A citizens’ group from Pennsylvania is criticizing President Barack Obama’s reported plan to pick a regulator from their state to be director of the U.S. Office of Surface Mining Reclamation and Enforcement.
The Mountain Watershed Association is circulating a letter opposing the potential nomination of Joseph Pizarchik, director of the Bureau of Mining and Reclamation within the Pennsylvania Department of Environmental Protection.
According to the association, a group active in Westemoreland and Fayette counties in Western Pennsylvania:
We do not believe this is a good choice as several environmentally dangerous policies have been expanded under his watch.Â One of these is the practice of burying power plant waste in unlined pits, sometimes in old mines, creating contamination in groundwater.
Pizarchik has been with the PADEP since 1991. Before that, he worked for the state’s Department of Transportation. He’s a Penn State graduate and holds a law degree from the University of Arkansas at Little Rock.

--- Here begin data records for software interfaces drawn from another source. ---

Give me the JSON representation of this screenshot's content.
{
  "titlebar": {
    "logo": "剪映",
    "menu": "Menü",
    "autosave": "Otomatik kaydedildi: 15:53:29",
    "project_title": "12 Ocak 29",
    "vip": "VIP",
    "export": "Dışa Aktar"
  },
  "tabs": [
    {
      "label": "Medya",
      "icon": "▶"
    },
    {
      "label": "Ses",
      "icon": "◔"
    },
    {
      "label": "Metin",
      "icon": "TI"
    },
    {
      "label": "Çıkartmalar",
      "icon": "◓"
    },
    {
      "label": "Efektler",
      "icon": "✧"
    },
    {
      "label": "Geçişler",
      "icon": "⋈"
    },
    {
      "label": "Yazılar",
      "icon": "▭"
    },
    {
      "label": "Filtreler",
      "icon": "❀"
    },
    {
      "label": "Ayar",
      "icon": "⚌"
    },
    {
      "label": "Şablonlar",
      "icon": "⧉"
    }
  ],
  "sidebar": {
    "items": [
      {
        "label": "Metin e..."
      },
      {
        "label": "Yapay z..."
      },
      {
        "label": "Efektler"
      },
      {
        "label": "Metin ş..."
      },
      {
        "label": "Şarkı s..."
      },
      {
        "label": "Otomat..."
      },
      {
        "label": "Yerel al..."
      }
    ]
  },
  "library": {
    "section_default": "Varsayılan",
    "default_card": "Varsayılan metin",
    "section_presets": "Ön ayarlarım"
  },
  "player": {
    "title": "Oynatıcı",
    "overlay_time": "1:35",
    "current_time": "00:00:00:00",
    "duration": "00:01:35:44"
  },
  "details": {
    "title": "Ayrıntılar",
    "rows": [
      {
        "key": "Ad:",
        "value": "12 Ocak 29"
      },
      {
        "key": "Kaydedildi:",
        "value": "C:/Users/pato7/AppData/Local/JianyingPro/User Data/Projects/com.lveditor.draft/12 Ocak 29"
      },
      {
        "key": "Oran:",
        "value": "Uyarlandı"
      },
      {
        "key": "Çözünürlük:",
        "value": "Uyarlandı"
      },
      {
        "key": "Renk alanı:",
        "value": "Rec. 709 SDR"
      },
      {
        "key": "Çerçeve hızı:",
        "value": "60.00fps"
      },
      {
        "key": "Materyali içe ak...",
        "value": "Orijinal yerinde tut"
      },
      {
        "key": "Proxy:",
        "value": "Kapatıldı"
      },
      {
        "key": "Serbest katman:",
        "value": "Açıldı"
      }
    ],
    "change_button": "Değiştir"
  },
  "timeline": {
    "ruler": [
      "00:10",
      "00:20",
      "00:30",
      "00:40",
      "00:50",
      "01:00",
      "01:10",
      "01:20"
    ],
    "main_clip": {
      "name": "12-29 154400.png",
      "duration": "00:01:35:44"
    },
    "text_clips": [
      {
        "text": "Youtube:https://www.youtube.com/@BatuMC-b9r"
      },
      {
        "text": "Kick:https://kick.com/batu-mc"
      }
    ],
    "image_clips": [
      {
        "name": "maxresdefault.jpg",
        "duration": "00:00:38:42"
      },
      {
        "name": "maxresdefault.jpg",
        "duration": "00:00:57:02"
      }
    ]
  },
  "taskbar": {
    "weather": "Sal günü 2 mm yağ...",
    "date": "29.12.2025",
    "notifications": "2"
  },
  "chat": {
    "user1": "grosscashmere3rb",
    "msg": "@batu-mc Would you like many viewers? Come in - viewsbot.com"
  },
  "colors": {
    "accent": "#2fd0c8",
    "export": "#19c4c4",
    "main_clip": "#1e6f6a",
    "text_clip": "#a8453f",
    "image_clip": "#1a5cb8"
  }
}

TheÂ citizen group also said:
We need a consensus builder and someone who thinks outside of the box to help solve this nation’s energy challenges, not someone who totes the company line regardless of the impacts.Â Now, it is obvious from the TN debacle that disposing of this waste under the guise of beneficial use or as an innocuous substance is a dangerous and ill-considered practice.Â

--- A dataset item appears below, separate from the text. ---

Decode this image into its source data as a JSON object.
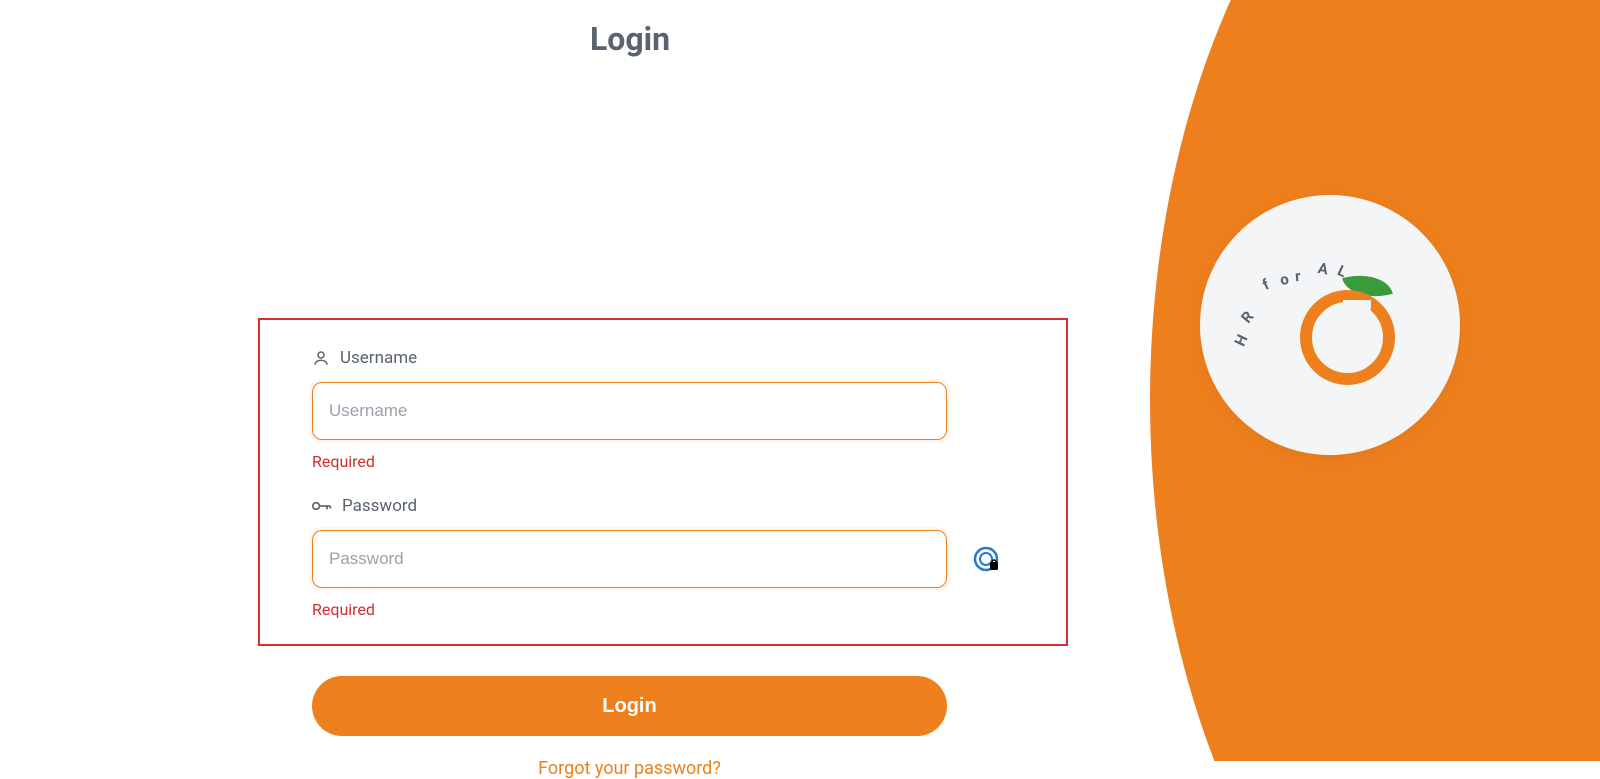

We need new thinking in OSM like Joe Childers or Pat McGinley, not the same old thinking in a different body.Â Please do not advocate for this nomination.
Word is that the Obama administration has focused on Pizarchik as their choice forÂ the Interior Department post, having decided not to go for either West Virginia University law professor Pat McGinley or Kentucky lawyer Joe Childress.

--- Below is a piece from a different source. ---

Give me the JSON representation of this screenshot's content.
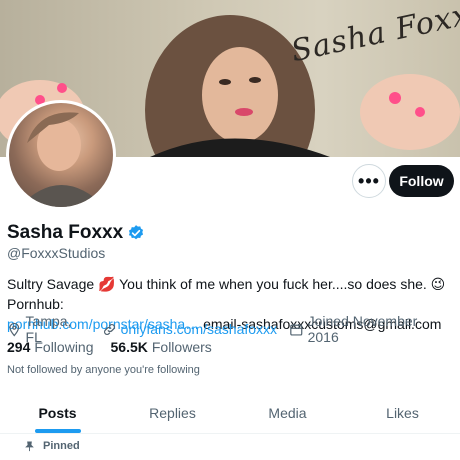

The last public word from the White House or the Interior Department about the OSMRE job came in late April, when Interior staffers claimed the administration had “cast a very wide net” for OSMRE candidates. Those comments came after various citizen groups, along with Public Employees for Environmental Responsibility, criticized Obama for offering the job to Glenda Owens, a longtime Interior Department employee whose background — reported in detail in Coal Tattoo — didn’t exactly show she was all that interested in cracking down on coal industry abuses.
After tossing aside two very qualified candidates — either of whom would have had the support of coalfield citizen groups (and one of whom, Childers, was being pushed by Congressman Nick Rahall), the Obama folks apparently went shopping for someone from a state strip-mine regulatory agency to fill the OSMRE job.
That sort of a pick might give them the support of states. Other state regulatory agency chiefs would likely back such a pick, and that in turn would give political support from coal state governors.
But how does picking someone from a state agency mesh with one of the Obama administration’s announced goals for dealing with mountaintop removal:
Reevaluate and determine how the Office of Surface Mining Reclamation and Enforcement OSM) will more effectively conduct oversight of state permitting, state enforcement, and regulatory activities under SMCRA.
Unless, of course, by more effectively the Obama folks mean hands off …